Ben Franklin on Scottish Music

A letter from Franklin on the subject of Scottish Music.

The following section of this message contains a file attachment
prepared for transmission using the Internet MIME message format.
If you are using Pegasus Mail, or any other MIME-compliant system,
you should be able to save it or view it from within your mailer.
If you cannot, please ask your system administrator for assistance.

---- File information -----------
File: Benjamin Franklin on Scottish Music.pdf
Date: 10 Jan 2011, 22:56
Size: 24368 bytes.
Type: Unknown

O Rosa Bella--Ciconia

O Rosa Bella, ballata


Johannes Ciconia of Liège, though not an Italian, fluidly adapted to the musical climate of Italy. Apparently this Northern composer was first attached to the household of Cardinal Phillip d'Alençon and quickly moved into the musical life of papal Rome as well as the courtly circles of Visconti Milan and Pavia. Once in Italian-speaking lands, the composer apparently merged his career with burgeoning local traditions, including the poetic effluence of Venetian writer Leonardo Giustinian, whose influence was strong enough to place his name on an entire genre of poetry, the Giustiniani. It may have been a poem (in the form of an Italian ballata) by the great Giustinian that Ciconia set as his O rosa bella. Other composers, even native Italians, would essay compositions on the Giustinian text for years to come, but Ciconia the oltremontane foreigner offers us an extremely powerful reading of the text before them.

Despite the waves of 
fashion that were ebbing away from the form of the Italian ballata, Ciconia championed it for much of his life.

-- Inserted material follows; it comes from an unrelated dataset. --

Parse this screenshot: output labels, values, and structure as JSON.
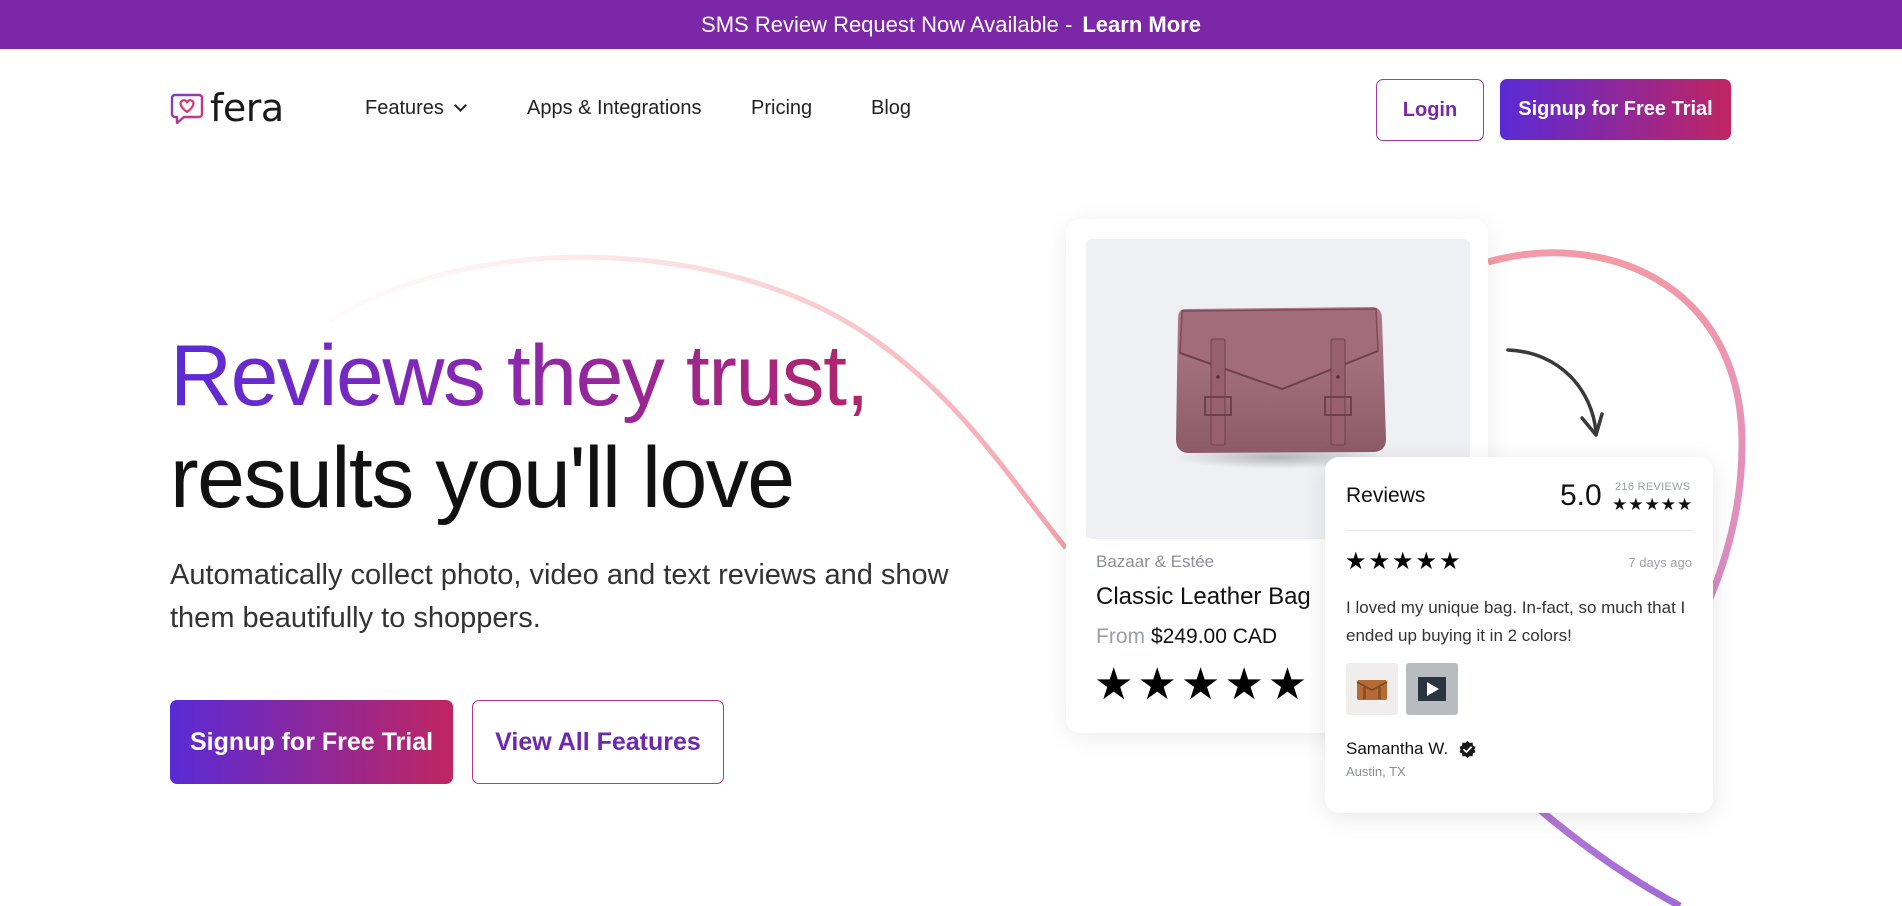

He devoted a good deal of his musical talent to the composition of ballatas such as O rosa bella. This happens to be one of the longest, and one of the most exquisite in the entire repertory. The text borrows some conventional images -- the lover who dies of love again and again for the same woman, and he begs this beautiful rose of a woman (either an erotic symbol, or a Marian one) to have mercy and not allow him to die; Giustinian's facile poetry, however, rises above mere conventions. Ciconia responds with a phenomenonally passionate melody. He sets the poem for a melodic span wider than usual, and moves with powerful gestures across it. His most frequent gambit is the melodic sequence (somewhat unusual for his time). Right after the passionate opening "O" and the first phrase, he takes the singer through a sweeping upwards sequence, three times on "Oh, sweet soul of mine!" Immediately, he again uses a triple sequence striving upwards on "Do not let me die!" carefully balancing three downward motives "for courtesy's sake." Yet he reserves the high point of the entire wide melody for a fourfold sequence to the highest note yet in the second part of the form; the music happens twice, to the words "Oh, poor me" and then again on the lover's desperate plea, socorimi, "Help and relieve me!" Fourteenth century ears should melt. ~ Timothy Dickey, Rovi

Italian text

O rosa bella, o dolce anima mia,
non mi lassar morire in cortesia.
Ai lasso mi dolente dezo finire
per ben servire e lealmente amare.

O dio d'amore, che pena e questa amare,
Vedi che io moro tut' hora per ‘sta giudea,
Socorremi, ormai del mio languire,
Cor del corpo mio, non me lassar morire.

 Rough Translation by JV
O beautiful rose, o sweet soul of mine,
Do not let me die in courtesy (for courtesy= please, so a play on words)
Ah, I am sad, I must die
through serving well and loyally loving her.

O God of love, how full is this bitterness. (play on love/bitter amore/amare)
You see that I die this hour through (her guidance, this idea, this Jewess because iudea is Jewess)
Help me at last in my languishing,
Heart of my body, do not leave me to die.